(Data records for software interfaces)
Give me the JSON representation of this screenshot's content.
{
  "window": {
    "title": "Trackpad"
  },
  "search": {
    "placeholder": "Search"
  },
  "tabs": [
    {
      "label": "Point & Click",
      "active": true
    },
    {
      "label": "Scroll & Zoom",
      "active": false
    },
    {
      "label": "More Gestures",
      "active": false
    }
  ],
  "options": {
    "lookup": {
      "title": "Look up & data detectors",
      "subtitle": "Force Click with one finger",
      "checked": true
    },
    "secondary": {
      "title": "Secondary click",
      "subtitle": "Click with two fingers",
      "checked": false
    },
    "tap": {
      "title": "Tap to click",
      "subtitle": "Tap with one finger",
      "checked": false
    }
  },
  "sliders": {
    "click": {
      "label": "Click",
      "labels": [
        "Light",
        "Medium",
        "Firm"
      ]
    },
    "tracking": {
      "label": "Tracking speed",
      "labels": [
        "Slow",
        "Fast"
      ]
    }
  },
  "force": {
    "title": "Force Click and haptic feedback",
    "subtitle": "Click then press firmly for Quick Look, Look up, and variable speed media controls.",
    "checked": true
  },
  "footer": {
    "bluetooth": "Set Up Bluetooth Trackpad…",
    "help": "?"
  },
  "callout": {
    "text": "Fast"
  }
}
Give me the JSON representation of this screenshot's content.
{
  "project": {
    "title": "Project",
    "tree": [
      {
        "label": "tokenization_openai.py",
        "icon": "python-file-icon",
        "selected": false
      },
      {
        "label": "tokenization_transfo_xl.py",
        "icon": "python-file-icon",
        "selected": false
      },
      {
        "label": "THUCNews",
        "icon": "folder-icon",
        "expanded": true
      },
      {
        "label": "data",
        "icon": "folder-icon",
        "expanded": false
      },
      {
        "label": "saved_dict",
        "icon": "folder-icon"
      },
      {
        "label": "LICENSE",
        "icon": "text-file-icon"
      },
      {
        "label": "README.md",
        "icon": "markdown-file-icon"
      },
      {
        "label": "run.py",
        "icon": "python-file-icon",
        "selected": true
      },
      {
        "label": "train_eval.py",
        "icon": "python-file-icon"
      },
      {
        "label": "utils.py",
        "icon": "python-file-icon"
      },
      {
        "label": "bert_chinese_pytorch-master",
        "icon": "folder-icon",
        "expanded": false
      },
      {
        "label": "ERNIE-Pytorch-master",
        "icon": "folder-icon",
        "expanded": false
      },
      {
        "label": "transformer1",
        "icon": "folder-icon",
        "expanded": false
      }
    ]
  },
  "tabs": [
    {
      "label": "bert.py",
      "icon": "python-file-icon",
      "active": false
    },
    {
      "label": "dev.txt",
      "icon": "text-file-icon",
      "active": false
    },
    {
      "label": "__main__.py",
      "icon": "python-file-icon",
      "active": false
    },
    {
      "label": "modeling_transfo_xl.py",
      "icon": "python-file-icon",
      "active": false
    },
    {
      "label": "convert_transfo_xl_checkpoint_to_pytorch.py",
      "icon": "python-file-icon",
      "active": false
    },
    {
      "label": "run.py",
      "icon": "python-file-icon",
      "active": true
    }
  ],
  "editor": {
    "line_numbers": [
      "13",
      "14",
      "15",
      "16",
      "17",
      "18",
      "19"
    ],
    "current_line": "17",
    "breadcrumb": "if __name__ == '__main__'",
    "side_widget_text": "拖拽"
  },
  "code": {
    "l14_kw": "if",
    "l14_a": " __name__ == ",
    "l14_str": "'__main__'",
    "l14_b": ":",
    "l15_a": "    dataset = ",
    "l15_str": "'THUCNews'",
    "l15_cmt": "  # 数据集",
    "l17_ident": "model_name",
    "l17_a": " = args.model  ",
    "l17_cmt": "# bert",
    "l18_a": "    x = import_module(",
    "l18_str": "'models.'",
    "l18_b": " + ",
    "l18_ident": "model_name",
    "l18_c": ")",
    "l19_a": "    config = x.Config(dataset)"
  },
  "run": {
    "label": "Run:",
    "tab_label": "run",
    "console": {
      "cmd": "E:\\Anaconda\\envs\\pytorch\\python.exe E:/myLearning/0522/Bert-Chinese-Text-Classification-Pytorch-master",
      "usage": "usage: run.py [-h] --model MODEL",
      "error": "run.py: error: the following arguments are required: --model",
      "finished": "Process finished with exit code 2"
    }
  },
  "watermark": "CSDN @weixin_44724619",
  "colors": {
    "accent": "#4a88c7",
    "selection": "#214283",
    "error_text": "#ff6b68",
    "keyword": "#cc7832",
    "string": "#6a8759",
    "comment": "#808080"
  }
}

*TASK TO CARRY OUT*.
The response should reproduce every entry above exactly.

*TASK OUTPUT*.
Give me the JSON representation of this screenshot's content.
{
  "window": {
    "title": "Trackpad"
  },
  "search": {
    "placeholder": "Search"
  },
  "tabs": [
    {
      "label": "Point & Click",
      "active": true
    },
    {
      "label": "Scroll & Zoom",
      "active": false
    },
    {
      "label": "More Gestures",
      "active": false
    }
  ],
  "options": {
    "lookup": {
      "title": "Look up & data detectors",
      "subtitle": "Force Click with one finger",
      "checked": true
    },
    "secondary": {
      "title": "Secondary click",
      "subtitle": "Click with two fingers",
      "checked": false
    },
    "tap": {
      "title": "Tap to click",
      "subtitle": "Tap with one finger",
      "checked": false
    }
  },
  "sliders": {
    "click": {
      "label": "Click",
      "labels": [
        "Light",
        "Medium",
        "Firm"
      ]
    },
    "tracking": {
      "label": "Tracking speed",
      "labels": [
        "Slow",
        "Fast"
      ]
    }
  },
  "force": {
    "title": "Force Click and haptic feedback",
    "subtitle": "Click then press firmly for Quick Look, Look up, and variable speed media controls.",
    "checked": true
  },
  "footer": {
    "bluetooth": "Set Up Bluetooth Trackpad…",
    "help": "?"
  },
  "callout": {
    "text": "Fast"
  }
}
Give me the JSON representation of this screenshot's content.
{
  "project": {
    "title": "Project",
    "tree": [
      {
        "label": "tokenization_openai.py",
        "icon": "python-file-icon",
        "selected": false
      },
      {
        "label": "tokenization_transfo_xl.py",
        "icon": "python-file-icon",
        "selected": false
      },
      {
        "label": "THUCNews",
        "icon": "folder-icon",
        "expanded": true
      },
      {
        "label": "data",
        "icon": "folder-icon",
        "expanded": false
      },
      {
        "label": "saved_dict",
        "icon": "folder-icon"
      },
      {
        "label": "LICENSE",
        "icon": "text-file-icon"
      },
      {
        "label": "README.md",
        "icon": "markdown-file-icon"
      },
      {
        "label": "run.py",
        "icon": "python-file-icon",
        "selected": true
      },
      {
        "label": "train_eval.py",
        "icon": "python-file-icon"
      },
      {
        "label": "utils.py",
        "icon": "python-file-icon"
      },
      {
        "label": "bert_chinese_pytorch-master",
        "icon": "folder-icon",
        "expanded": false
      },
      {
        "label": "ERNIE-Pytorch-master",
        "icon": "folder-icon",
        "expanded": false
      },
      {
        "label": "transformer1",
        "icon": "folder-icon",
        "expanded": false
      }
    ]
  },
  "tabs": [
    {
      "label": "bert.py",
      "icon": "python-file-icon",
      "active": false
    },
    {
      "label": "dev.txt",
      "icon": "text-file-icon",
      "active": false
    },
    {
      "label": "__main__.py",
      "icon": "python-file-icon",
      "active": false
    },
    {
      "label": "modeling_transfo_xl.py",
      "icon": "python-file-icon",
      "active": false
    },
    {
      "label": "convert_transfo_xl_checkpoint_to_pytorch.py",
      "icon": "python-file-icon",
      "active": false
    },
    {
      "label": "run.py",
      "icon": "python-file-icon",
      "active": true
    }
  ],
  "editor": {
    "line_numbers": [
      "13",
      "14",
      "15",
      "16",
      "17",
      "18",
      "19"
    ],
    "current_line": "17",
    "breadcrumb": "if __name__ == '__main__'",
    "side_widget_text": "拖拽"
  },
  "code": {
    "l14_kw": "if",
    "l14_a": " __name__ == ",
    "l14_str": "'__main__'",
    "l14_b": ":",
    "l15_a": "    dataset = ",
    "l15_str": "'THUCNews'",
    "l15_cmt": "  # 数据集",
    "l17_ident": "model_name",
    "l17_a": " = args.model  ",
    "l17_cmt": "# bert",
    "l18_a": "    x = import_module(",
    "l18_str": "'models.'",
    "l18_b": " + ",
    "l18_ident": "model_name",
    "l18_c": ")",
    "l19_a": "    config = x.Config(dataset)"
  },
  "run": {
    "label": "Run:",
    "tab_label": "run",
    "console": {
      "cmd": "E:\\Anaconda\\envs\\pytorch\\python.exe E:/myLearning/0522/Bert-Chinese-Text-Classification-Pytorch-master",
      "usage": "usage: run.py [-h] --model MODEL",
      "error": "run.py: error: the following arguments are required: --model",
      "finished": "Process finished with exit code 2"
    }
  },
  "watermark": "CSDN @weixin_44724619",
  "colors": {
    "accent": "#4a88c7",
    "selection": "#214283",
    "error_text": "#ff6b68",
    "keyword": "#cc7832",
    "string": "#6a8759",
    "comment": "#808080"
  }
}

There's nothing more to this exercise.